Segment Start: PROVIDED INFORMATION

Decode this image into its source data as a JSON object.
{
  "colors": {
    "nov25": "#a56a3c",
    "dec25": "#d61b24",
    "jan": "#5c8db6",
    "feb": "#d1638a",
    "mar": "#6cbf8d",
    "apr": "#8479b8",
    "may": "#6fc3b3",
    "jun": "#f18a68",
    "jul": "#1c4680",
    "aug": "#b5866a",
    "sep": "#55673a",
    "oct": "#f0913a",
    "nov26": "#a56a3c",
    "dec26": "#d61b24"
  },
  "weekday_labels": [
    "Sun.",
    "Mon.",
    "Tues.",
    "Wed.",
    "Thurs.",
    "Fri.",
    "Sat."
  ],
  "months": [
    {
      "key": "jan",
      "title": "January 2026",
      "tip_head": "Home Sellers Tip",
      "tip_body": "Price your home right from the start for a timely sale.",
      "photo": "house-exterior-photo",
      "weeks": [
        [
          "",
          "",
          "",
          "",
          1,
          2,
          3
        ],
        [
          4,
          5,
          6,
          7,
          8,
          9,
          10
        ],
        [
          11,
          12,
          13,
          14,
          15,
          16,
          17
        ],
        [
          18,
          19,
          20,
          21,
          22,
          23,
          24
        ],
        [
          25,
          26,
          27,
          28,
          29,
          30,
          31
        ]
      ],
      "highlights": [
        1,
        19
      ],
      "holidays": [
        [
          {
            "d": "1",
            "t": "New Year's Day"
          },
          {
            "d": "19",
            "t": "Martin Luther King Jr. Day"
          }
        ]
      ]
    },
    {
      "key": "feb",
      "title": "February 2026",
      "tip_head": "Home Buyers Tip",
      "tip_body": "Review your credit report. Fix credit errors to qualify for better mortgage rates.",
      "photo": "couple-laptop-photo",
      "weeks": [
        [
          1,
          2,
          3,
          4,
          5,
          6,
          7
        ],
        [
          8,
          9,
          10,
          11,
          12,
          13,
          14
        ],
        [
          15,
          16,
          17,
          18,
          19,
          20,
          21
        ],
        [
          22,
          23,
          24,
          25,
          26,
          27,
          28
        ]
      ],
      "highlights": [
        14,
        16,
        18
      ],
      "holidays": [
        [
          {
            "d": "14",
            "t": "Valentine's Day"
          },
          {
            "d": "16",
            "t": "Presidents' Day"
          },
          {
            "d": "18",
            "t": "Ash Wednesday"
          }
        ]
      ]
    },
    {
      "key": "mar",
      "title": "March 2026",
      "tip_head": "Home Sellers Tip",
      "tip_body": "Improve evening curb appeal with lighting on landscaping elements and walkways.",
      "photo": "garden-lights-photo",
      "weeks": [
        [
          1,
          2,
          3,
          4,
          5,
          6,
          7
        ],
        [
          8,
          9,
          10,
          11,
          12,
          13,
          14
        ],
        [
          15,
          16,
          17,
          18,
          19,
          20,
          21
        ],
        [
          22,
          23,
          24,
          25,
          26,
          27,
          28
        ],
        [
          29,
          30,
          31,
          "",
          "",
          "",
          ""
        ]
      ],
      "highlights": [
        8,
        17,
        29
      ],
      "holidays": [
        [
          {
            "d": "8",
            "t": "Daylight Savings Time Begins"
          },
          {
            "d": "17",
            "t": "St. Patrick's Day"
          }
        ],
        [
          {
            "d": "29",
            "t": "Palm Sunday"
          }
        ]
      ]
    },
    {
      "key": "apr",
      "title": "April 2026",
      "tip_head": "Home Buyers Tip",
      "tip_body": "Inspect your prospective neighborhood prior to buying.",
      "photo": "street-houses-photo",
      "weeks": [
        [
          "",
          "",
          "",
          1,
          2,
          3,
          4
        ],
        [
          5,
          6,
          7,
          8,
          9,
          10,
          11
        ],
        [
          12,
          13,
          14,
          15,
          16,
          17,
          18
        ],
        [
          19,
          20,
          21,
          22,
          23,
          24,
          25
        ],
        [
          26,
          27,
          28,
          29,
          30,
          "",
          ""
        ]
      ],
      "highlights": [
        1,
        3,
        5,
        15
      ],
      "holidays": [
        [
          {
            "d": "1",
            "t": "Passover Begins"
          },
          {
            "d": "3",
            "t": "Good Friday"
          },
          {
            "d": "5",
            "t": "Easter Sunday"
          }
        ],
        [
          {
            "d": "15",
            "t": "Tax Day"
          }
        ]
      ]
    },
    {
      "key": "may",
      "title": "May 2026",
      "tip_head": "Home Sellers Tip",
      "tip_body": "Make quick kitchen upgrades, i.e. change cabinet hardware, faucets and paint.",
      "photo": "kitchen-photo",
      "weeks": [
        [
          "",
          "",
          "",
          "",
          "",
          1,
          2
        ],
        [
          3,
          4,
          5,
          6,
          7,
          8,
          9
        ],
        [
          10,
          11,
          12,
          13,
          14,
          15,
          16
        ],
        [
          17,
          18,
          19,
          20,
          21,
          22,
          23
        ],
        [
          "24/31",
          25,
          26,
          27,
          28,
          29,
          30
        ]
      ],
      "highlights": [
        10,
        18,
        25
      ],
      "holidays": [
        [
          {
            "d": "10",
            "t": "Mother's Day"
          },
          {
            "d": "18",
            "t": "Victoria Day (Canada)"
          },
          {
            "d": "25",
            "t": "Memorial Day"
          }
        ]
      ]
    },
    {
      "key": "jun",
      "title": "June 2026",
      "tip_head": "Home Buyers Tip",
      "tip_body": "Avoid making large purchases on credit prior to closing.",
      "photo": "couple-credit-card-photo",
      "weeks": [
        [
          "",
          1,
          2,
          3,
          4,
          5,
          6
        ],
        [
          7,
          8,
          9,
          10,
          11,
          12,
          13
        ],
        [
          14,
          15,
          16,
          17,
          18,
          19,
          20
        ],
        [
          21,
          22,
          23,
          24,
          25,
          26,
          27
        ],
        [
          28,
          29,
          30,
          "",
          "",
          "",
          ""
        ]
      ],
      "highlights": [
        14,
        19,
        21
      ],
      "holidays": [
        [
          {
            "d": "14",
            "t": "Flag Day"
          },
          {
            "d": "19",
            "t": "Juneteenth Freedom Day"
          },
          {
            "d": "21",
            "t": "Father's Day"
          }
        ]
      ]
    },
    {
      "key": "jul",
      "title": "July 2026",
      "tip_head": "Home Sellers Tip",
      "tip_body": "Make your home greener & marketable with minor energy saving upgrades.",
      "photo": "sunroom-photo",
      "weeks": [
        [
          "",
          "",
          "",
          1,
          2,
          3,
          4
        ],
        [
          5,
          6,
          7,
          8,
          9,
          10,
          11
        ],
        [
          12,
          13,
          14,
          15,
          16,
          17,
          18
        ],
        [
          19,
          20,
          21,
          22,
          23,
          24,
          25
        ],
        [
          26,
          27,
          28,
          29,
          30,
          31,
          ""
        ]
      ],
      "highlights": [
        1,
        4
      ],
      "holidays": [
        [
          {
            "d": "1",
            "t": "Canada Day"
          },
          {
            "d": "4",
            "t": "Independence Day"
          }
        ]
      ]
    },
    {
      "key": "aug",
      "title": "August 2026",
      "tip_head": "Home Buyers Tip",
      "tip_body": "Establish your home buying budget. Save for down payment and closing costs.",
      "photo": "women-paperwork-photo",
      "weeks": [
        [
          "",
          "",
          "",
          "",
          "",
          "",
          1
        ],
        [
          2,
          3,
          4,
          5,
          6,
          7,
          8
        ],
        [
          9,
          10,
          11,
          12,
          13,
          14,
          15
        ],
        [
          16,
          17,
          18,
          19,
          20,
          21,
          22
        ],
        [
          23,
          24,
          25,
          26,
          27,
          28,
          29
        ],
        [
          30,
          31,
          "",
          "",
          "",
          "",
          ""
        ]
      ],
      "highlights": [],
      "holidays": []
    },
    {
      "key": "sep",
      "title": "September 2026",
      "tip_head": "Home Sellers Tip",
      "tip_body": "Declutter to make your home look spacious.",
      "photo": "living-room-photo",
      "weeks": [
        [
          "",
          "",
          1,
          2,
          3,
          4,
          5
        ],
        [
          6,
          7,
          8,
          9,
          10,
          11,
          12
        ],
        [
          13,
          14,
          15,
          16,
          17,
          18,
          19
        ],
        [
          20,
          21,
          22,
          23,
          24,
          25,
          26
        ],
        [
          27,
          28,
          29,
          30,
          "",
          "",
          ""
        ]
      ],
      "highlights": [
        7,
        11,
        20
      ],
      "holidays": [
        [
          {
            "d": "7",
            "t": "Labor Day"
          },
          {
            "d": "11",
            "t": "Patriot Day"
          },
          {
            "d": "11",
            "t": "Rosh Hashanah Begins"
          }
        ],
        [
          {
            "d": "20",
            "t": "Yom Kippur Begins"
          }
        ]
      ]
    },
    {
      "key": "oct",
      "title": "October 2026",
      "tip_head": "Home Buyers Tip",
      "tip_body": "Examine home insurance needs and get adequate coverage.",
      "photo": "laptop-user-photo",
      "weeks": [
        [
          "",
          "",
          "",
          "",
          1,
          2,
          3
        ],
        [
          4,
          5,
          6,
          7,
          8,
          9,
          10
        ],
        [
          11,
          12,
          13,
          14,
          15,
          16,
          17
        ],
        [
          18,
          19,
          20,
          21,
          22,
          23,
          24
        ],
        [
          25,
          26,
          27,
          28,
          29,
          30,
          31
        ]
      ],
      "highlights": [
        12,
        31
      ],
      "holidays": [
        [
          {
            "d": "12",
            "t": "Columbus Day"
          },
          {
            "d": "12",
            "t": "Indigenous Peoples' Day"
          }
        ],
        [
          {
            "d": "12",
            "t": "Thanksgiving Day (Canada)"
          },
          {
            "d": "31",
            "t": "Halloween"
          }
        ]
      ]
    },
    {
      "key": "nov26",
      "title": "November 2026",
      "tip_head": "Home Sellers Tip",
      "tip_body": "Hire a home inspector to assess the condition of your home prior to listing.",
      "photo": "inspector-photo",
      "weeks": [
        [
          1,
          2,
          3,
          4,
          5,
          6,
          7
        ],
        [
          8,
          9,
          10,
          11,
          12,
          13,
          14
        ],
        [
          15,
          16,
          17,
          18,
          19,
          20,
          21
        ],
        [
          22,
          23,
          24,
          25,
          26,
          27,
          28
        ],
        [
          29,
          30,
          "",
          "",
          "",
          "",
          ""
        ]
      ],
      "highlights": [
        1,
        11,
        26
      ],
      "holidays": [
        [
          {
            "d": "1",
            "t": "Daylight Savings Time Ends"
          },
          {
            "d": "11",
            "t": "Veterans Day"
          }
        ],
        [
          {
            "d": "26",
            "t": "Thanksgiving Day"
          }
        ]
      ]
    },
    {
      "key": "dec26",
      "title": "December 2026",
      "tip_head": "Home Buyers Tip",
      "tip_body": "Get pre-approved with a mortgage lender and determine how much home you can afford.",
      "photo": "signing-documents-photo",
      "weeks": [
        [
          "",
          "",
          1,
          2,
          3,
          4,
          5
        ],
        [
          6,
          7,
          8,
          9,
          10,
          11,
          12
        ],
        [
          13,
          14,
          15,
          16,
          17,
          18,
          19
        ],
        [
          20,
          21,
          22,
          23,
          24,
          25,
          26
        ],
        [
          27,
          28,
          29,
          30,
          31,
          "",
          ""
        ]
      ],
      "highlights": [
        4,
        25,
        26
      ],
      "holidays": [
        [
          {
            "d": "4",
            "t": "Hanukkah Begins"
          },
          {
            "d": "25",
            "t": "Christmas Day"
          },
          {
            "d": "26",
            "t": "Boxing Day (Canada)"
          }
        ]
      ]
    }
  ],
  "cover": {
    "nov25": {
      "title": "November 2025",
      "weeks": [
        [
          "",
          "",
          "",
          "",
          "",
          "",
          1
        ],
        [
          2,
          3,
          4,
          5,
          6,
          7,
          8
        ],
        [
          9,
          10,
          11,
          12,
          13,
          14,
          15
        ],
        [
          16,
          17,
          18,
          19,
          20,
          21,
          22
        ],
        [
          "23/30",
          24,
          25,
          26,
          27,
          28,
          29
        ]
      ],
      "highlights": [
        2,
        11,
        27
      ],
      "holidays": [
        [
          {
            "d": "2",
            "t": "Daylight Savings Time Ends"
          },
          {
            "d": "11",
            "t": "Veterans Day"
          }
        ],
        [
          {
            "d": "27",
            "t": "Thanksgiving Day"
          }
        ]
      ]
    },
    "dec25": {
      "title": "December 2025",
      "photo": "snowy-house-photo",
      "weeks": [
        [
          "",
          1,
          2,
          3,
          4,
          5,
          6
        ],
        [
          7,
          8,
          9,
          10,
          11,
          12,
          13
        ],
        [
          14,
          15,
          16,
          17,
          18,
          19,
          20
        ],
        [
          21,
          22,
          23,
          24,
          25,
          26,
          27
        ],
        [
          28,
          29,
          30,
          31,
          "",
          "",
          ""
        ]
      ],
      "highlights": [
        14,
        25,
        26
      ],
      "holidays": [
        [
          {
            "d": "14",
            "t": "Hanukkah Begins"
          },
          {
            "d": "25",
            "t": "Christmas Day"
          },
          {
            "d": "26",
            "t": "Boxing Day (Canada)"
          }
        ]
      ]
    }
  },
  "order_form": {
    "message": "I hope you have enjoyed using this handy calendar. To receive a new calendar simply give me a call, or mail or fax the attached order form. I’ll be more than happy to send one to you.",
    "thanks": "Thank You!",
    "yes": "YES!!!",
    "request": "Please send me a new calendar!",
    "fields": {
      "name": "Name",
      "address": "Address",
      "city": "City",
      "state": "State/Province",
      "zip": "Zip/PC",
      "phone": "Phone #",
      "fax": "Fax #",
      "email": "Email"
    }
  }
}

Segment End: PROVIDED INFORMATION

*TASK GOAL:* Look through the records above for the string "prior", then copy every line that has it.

*FINISHED EXERCISE:*
      "tip_body": "Inspect your prospective neighborhood prior to buying.",
      "tip_body": "Avoid making large purchases on credit prior to closing.",
      "tip_body": "Hire a home inspector to assess the condition of your home prior to listing.",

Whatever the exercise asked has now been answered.